*Exercise requirements*:
Below are records to write out again, exactly as they read.

*Records supplied*:
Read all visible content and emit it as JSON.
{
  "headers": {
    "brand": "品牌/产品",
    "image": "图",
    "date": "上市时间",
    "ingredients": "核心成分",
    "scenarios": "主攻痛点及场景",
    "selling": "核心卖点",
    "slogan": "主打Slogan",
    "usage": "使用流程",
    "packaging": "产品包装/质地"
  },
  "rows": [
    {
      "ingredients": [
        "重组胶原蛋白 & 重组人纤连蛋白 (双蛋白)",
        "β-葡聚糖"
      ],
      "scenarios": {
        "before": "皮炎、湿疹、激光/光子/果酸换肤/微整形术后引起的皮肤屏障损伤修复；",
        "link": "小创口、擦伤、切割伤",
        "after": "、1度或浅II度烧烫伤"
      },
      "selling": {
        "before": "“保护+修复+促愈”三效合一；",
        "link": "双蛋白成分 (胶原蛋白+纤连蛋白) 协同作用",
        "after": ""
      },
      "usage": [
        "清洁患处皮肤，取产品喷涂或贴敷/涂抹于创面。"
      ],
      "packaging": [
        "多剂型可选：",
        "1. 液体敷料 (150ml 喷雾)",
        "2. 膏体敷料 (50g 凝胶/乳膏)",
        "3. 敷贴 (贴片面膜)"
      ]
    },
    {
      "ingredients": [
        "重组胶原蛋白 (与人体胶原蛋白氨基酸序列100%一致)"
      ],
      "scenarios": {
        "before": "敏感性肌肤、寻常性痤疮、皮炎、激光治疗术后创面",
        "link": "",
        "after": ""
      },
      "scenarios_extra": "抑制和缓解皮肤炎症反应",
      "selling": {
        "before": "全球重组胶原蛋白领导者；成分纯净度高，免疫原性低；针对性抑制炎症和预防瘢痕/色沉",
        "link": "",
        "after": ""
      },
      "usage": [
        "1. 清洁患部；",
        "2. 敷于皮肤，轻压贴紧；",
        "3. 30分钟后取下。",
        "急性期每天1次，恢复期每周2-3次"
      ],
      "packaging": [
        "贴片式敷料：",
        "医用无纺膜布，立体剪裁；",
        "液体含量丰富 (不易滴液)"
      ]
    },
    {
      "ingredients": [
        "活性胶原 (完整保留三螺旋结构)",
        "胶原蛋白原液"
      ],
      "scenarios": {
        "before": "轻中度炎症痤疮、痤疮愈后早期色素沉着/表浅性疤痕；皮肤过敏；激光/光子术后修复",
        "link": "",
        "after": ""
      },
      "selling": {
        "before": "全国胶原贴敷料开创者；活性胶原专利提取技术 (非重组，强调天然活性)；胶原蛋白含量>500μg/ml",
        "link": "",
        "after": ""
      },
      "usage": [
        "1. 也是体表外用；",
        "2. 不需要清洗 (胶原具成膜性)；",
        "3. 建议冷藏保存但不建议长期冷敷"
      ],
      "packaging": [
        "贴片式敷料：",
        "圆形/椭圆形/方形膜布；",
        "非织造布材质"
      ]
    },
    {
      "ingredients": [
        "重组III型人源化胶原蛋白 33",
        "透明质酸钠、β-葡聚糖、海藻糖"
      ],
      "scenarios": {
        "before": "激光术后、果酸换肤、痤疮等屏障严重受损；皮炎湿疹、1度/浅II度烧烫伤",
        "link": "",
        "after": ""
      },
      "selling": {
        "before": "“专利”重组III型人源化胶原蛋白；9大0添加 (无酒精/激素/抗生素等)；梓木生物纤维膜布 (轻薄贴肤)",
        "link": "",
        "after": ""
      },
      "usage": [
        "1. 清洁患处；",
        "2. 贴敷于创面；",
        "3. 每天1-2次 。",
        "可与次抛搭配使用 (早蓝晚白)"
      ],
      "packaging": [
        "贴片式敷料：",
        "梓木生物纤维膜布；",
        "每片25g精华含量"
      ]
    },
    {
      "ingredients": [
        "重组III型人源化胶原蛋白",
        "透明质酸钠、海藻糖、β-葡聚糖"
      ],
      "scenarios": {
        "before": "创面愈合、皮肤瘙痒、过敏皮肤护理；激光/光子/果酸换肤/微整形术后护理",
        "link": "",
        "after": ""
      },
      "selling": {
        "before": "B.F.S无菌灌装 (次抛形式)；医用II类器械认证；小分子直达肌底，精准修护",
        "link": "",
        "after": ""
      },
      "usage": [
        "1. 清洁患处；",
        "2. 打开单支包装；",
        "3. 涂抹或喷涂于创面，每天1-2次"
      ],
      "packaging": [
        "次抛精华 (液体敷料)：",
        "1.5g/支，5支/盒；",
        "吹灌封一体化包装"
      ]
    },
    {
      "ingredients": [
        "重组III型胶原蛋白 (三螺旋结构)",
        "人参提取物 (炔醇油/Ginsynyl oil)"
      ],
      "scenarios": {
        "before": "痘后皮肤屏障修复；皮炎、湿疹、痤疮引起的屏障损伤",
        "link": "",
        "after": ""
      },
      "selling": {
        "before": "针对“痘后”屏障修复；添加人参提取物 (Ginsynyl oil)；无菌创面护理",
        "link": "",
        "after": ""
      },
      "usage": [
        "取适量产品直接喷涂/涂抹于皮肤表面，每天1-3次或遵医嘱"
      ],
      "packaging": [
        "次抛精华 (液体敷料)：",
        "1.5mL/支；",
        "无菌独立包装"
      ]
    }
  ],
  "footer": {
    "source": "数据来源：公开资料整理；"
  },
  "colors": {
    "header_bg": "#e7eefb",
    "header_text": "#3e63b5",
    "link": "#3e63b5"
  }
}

*Result below*:
Read all visible content and emit it as JSON.
{
  "headers": {
    "brand": "品牌/产品",
    "image": "图",
    "date": "上市时间",
    "ingredients": "核心成分",
    "scenarios": "主攻痛点及场景",
    "selling": "核心卖点",
    "slogan": "主打Slogan",
    "usage": "使用流程",
    "packaging": "产品包装/质地"
  },
  "rows": [
    {
      "ingredients": [
        "重组胶原蛋白 & 重组人纤连蛋白 (双蛋白)",
        "β-葡聚糖"
      ],
      "scenarios": {
        "before": "皮炎、湿疹、激光/光子/果酸换肤/微整形术后引起的皮肤屏障损伤修复；",
        "link": "小创口、擦伤、切割伤",
        "after": "、1度或浅II度烧烫伤"
      },
      "selling": {
        "before": "“保护+修复+促愈”三效合一；",
        "link": "双蛋白成分 (胶原蛋白+纤连蛋白) 协同作用",
        "after": ""
      },
      "usage": [
        "清洁患处皮肤，取产品喷涂或贴敷/涂抹于创面。"
      ],
      "packaging": [
        "多剂型可选：",
        "1. 液体敷料 (150ml 喷雾)",
        "2. 膏体敷料 (50g 凝胶/乳膏)",
        "3. 敷贴 (贴片面膜)"
      ]
    },
    {
      "ingredients": [
        "重组胶原蛋白 (与人体胶原蛋白氨基酸序列100%一致)"
      ],
      "scenarios": {
        "before": "敏感性肌肤、寻常性痤疮、皮炎、激光治疗术后创面",
        "link": "",
        "after": ""
      },
      "scenarios_extra": "抑制和缓解皮肤炎症反应",
      "selling": {
        "before": "全球重组胶原蛋白领导者；成分纯净度高，免疫原性低；针对性抑制炎症和预防瘢痕/色沉",
        "link": "",
        "after": ""
      },
      "usage": [
        "1. 清洁患部；",
        "2. 敷于皮肤，轻压贴紧；",
        "3. 30分钟后取下。",
        "急性期每天1次，恢复期每周2-3次"
      ],
      "packaging": [
        "贴片式敷料：",
        "医用无纺膜布，立体剪裁；",
        "液体含量丰富 (不易滴液)"
      ]
    },
    {
      "ingredients": [
        "活性胶原 (完整保留三螺旋结构)",
        "胶原蛋白原液"
      ],
      "scenarios": {
        "before": "轻中度炎症痤疮、痤疮愈后早期色素沉着/表浅性疤痕；皮肤过敏；激光/光子术后修复",
        "link": "",
        "after": ""
      },
      "selling": {
        "before": "全国胶原贴敷料开创者；活性胶原专利提取技术 (非重组，强调天然活性)；胶原蛋白含量>500μg/ml",
        "link": "",
        "after": ""
      },
      "usage": [
        "1. 也是体表外用；",
        "2. 不需要清洗 (胶原具成膜性)；",
        "3. 建议冷藏保存但不建议长期冷敷"
      ],
      "packaging": [
        "贴片式敷料：",
        "圆形/椭圆形/方形膜布；",
        "非织造布材质"
      ]
    },
    {
      "ingredients": [
        "重组III型人源化胶原蛋白 33",
        "透明质酸钠、β-葡聚糖、海藻糖"
      ],
      "scenarios": {
        "before": "激光术后、果酸换肤、痤疮等屏障严重受损；皮炎湿疹、1度/浅II度烧烫伤",
        "link": "",
        "after": ""
      },
      "selling": {
        "before": "“专利”重组III型人源化胶原蛋白；9大0添加 (无酒精/激素/抗生素等)；梓木生物纤维膜布 (轻薄贴肤)",
        "link": "",
        "after": ""
      },
      "usage": [
        "1. 清洁患处；",
        "2. 贴敷于创面；",
        "3. 每天1-2次 。",
        "可与次抛搭配使用 (早蓝晚白)"
      ],
      "packaging": [
        "贴片式敷料：",
        "梓木生物纤维膜布；",
        "每片25g精华含量"
      ]
    },
    {
      "ingredients": [
        "重组III型人源化胶原蛋白",
        "透明质酸钠、海藻糖、β-葡聚糖"
      ],
      "scenarios": {
        "before": "创面愈合、皮肤瘙痒、过敏皮肤护理；激光/光子/果酸换肤/微整形术后护理",
        "link": "",
        "after": ""
      },
      "selling": {
        "before": "B.F.S无菌灌装 (次抛形式)；医用II类器械认证；小分子直达肌底，精准修护",
        "link": "",
        "after": ""
      },
      "usage": [
        "1. 清洁患处；",
        "2. 打开单支包装；",
        "3. 涂抹或喷涂于创面，每天1-2次"
      ],
      "packaging": [
        "次抛精华 (液体敷料)：",
        "1.5g/支，5支/盒；",
        "吹灌封一体化包装"
      ]
    },
    {
      "ingredients": [
        "重组III型胶原蛋白 (三螺旋结构)",
        "人参提取物 (炔醇油/Ginsynyl oil)"
      ],
      "scenarios": {
        "before": "痘后皮肤屏障修复；皮炎、湿疹、痤疮引起的屏障损伤",
        "link": "",
        "after": ""
      },
      "selling": {
        "before": "针对“痘后”屏障修复；添加人参提取物 (Ginsynyl oil)；无菌创面护理",
        "link": "",
        "after": ""
      },
      "usage": [
        "取适量产品直接喷涂/涂抹于皮肤表面，每天1-3次或遵医嘱"
      ],
      "packaging": [
        "次抛精华 (液体敷料)：",
        "1.5mL/支；",
        "无菌独立包装"
      ]
    }
  ],
  "footer": {
    "source": "数据来源：公开资料整理；"
  },
  "colors": {
    "header_bg": "#e7eefb",
    "header_text": "#3e63b5",
    "link": "#3e63b5"
  }
}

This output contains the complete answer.